This is all very familiar to most of you, but what you probably don’t know is that you can grade the quality of the expressions used to produce $24$. In fact, we’re sure you don’t know this since we’ve just made it up. Here’s how it works: A perfect grade for an expression is $0$. Each use of parentheses adds one point to the grade. Furthermore, each inversion (that is, a swap of two adjacent values) of the original ordering of the four base values adds two points. The first expression above has a grade of $4$, since two inversions are used to move the $3$ to the third position. The second expression has a better grade of $2$ since it uses no inversions but two sets of parentheses. As a further example, the initial set of four base values 3 6 2 3 could produce an expression of grade $3$ — namely (3+6+3)*2 — but it also has a perfect grade $0$ expression — namely 3*6+2*3. Needless to say, the lower the grade the “better” the expression.
Two additional rules we’ll use: $1$) you cannot use unary minus in any expression, so you can’t take the base values 3 5 5 2 and produce the expression -3+5*5+2, and $2$) division can only be used if the result is an integer, so you can’t take the base values 2 3 4 9 and produce the expression 2/3*4*9.
Given a sequence of base values, determine the lowest graded expression resulting in the value $24$. And by the way, the initial set of base values 3 5 5 2 has a grade $1$ expression — can you find it?

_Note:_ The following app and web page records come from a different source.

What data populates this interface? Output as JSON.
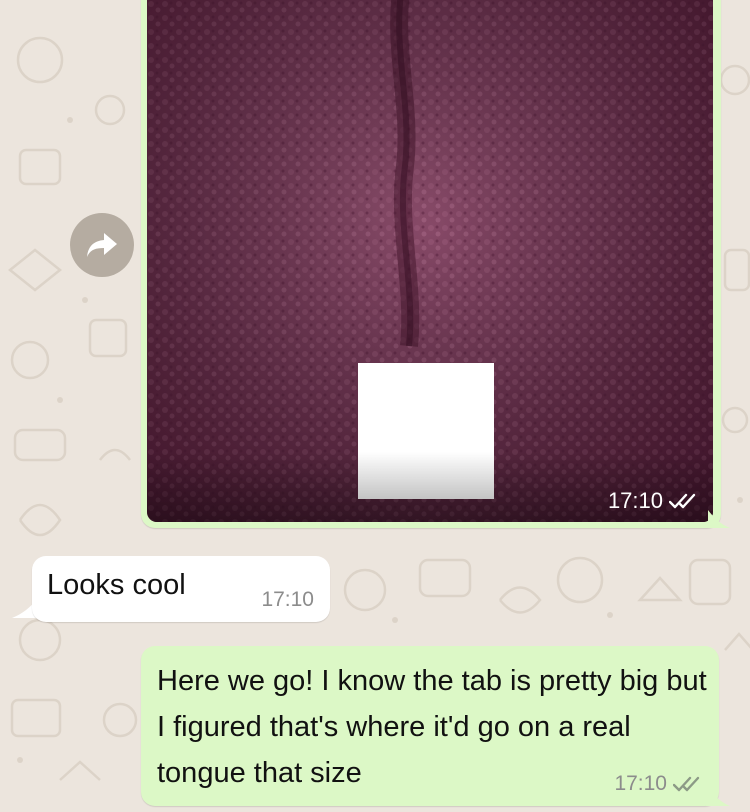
{
  "colors": {
    "background": "#ECE5DD",
    "outgoing_bubble": "#DCF8C6",
    "incoming_bubble": "#FFFFFF",
    "forward_button": "#B5ACA1"
  },
  "forward_button": {
    "icon": "forward-arrow-icon"
  },
  "messages": [
    {
      "type": "image",
      "direction": "outgoing",
      "time": "17:10",
      "status": "read",
      "status_icon": "double-check-icon"
    },
    {
      "type": "text",
      "direction": "incoming",
      "text": "Looks cool",
      "time": "17:10"
    },
    {
      "type": "text",
      "direction": "outgoing",
      "text": "Here we go! I know the tab is pretty big but I figured that's where it'd go on a real tongue that size",
      "time": "17:10",
      "status": "read",
      "status_icon": "double-check-icon"
    }
  ]
}
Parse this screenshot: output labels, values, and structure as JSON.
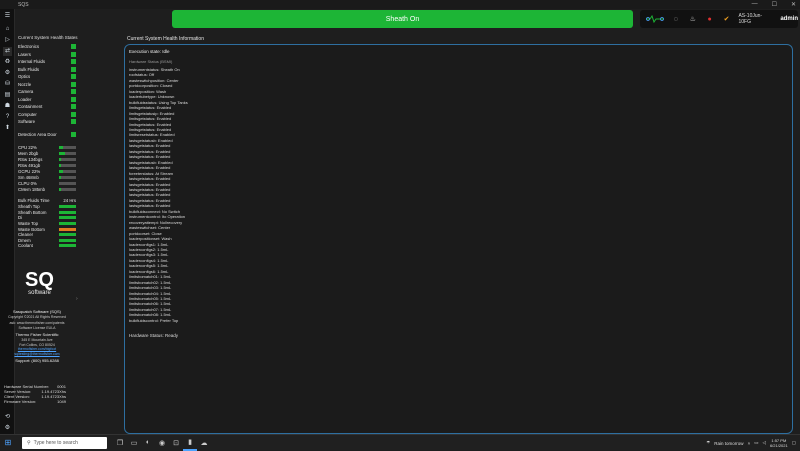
{
  "window": {
    "title": "SQS",
    "min": "—",
    "max": "☐",
    "close": "✕"
  },
  "rail": [
    "☰",
    "⌂",
    "▷",
    "⇄",
    "♻",
    "⚙",
    "⛁",
    "▤",
    "☗",
    "?",
    "⬆"
  ],
  "rail_bottom": [
    "⟲",
    "⚙"
  ],
  "banner": {
    "text": "Sheath On",
    "color": "#1db536"
  },
  "header": {
    "date": "AS-10Jun-10FG",
    "user": "admin"
  },
  "left": {
    "health_title": "Current System Health States",
    "systems": [
      "Electronics",
      "Lasers",
      "Internal Fluids",
      "Bulk Fluids",
      "Optics",
      "Nozzle",
      "Camera",
      "Loader",
      "Containment",
      "Computer",
      "Software"
    ],
    "detection_label": "Detection Area Door",
    "resources": [
      {
        "label": "CPU 22%",
        "fill": 0.22
      },
      {
        "label": "Mem 2bgb",
        "fill": 0.35
      },
      {
        "label": "RSw 134bgs",
        "fill": 0.1
      },
      {
        "label": "RSw 491gb",
        "fill": 0.1
      },
      {
        "label": "GCPU 22%",
        "fill": 0.22
      },
      {
        "label": "Sm 468mb",
        "fill": 0.1
      },
      {
        "label": "CLPU 0%",
        "fill": 0.0
      },
      {
        "label": "CMem 185mb",
        "fill": 0.1
      }
    ],
    "fluid_time_label": "Bulk Fluids Time",
    "fluid_time_value": "24 Hrs",
    "fluids": [
      {
        "label": "Sheath Top",
        "fill": 1.0,
        "color": "#1db536"
      },
      {
        "label": "Sheath Bottom",
        "fill": 1.0,
        "color": "#1db536"
      },
      {
        "label": "Di",
        "fill": 1.0,
        "color": "#1db536"
      },
      {
        "label": "Waste Top",
        "fill": 1.0,
        "color": "#1db536"
      },
      {
        "label": "Waste Bottom",
        "fill": 1.0,
        "color": "#e07b20"
      },
      {
        "label": "Cleaner",
        "fill": 1.0,
        "color": "#1db536"
      },
      {
        "label": "Dmem",
        "fill": 1.0,
        "color": "#1db536"
      },
      {
        "label": "Coolant",
        "fill": 1.0,
        "color": "#1db536"
      }
    ],
    "logo_main": "SQ",
    "logo_sub": "software",
    "company": "Sasquatch Software (SQS)",
    "copyright": "Copyright ©2021 All Rights Reserved",
    "license_line1": "ask: www.thermofisher.com/patents",
    "license_line2": "Software License EULA",
    "maker": "Thermo Fisher Scientific",
    "address1": "345 E Mountain Ave",
    "address2": "Fort Collins, CO 80524",
    "site": "thermofisher.com/bigfoot",
    "email": "sqltesting@thermofisher.com",
    "support": "Support: (800) 955-6288",
    "versions": [
      {
        "label": "Hardware Serial Number:",
        "value": "0001"
      },
      {
        "label": "Server Version:",
        "value": "1.19.4723Xhs"
      },
      {
        "label": "Client Version:",
        "value": "1.19.4723Xhs"
      },
      {
        "label": "Firmware Version:",
        "value": "1049"
      }
    ]
  },
  "main": {
    "title": "Current System Health Information",
    "exec_state": "Execution state: Idle",
    "hw_label": "Hardware Status (BSMI)",
    "lines": [
      "instrumentstatus: Sheath On",
      "roofstatus: Off",
      "wasteswitchposition: Center",
      "portdoorposition: Closed",
      "loaderposition: Wash",
      "loadertubetype: Unknown",
      "bulkfluidsstatus: Using Top Tanks",
      "limitsgetstatus: Enabled",
      "limitsgetstatusip: Enabled",
      "limitsgetstatus: Enabled",
      "limitsgetstatus: Enabled",
      "limitsgetstatus: Enabled",
      "limitsresetstatus: Enabled",
      "lastsgetstatusb: Enabled",
      "lastsgetstatus: Enabled",
      "lastsgetstatus: Enabled",
      "lastsgetstatus: Enabled",
      "lastsgetstatusb: Enabled",
      "lastsgetstatus: Enabled",
      "fcreeterstatus: At Stream",
      "lastsgetstatus: Enabled",
      "lastsgetstatus: Enabled",
      "lastsgetstatus: Enabled",
      "lastsgetstatus: Enabled",
      "lastsgetstatus: Enabled",
      "lastsgetstatus: Enabled",
      "bulkfluidsconnect: No Switch",
      "instrumentcontrol: Ito Operation",
      "recoveryattempt: Nollrecovery",
      "wasteswitchset: Center",
      "portdoorset: Close",
      "loaderpositionset: Wash",
      "loaderconfigs1: 1.5mL",
      "loaderconfigs2: 1.5mL",
      "loaderconfigs3: 1.5mL",
      "loaderconfigs4: 1.5mL",
      "loaderconfigs5: 1.5mL",
      "loaderconfigs6: 1.5mL",
      "limitsbomatch01: 1.5mL",
      "limitsbomatch02: 1.5mL",
      "limitsbomatch03: 1.5mL",
      "limitsbomatch04: 1.5mL",
      "limitsbomatch05: 1.5mL",
      "limitsbomatch06: 1.5mL",
      "limitsbomatch07: 1.5mL",
      "limitsbomatch08: 1.5mL",
      "bulkfluidscontrol: Prefer Top"
    ],
    "hw_status": "Hardware Status:  Ready"
  },
  "taskbar": {
    "search_placeholder": "Type here to search",
    "weather": "Rain tomorrow",
    "time": "1:57 PM",
    "date": "6/21/2021"
  }
}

Input consists of a single line containing $4$ base values. All base values are between $1$ and $100$, inclusive.
Display the lowest grade possible using the sequence of base values. If it is not possible to produce $24$, display impossible.
|Sample Input 1||Sample Output 1|
3 5 5 2
|Sample Input 2||Sample Output 2|
1 1 1 1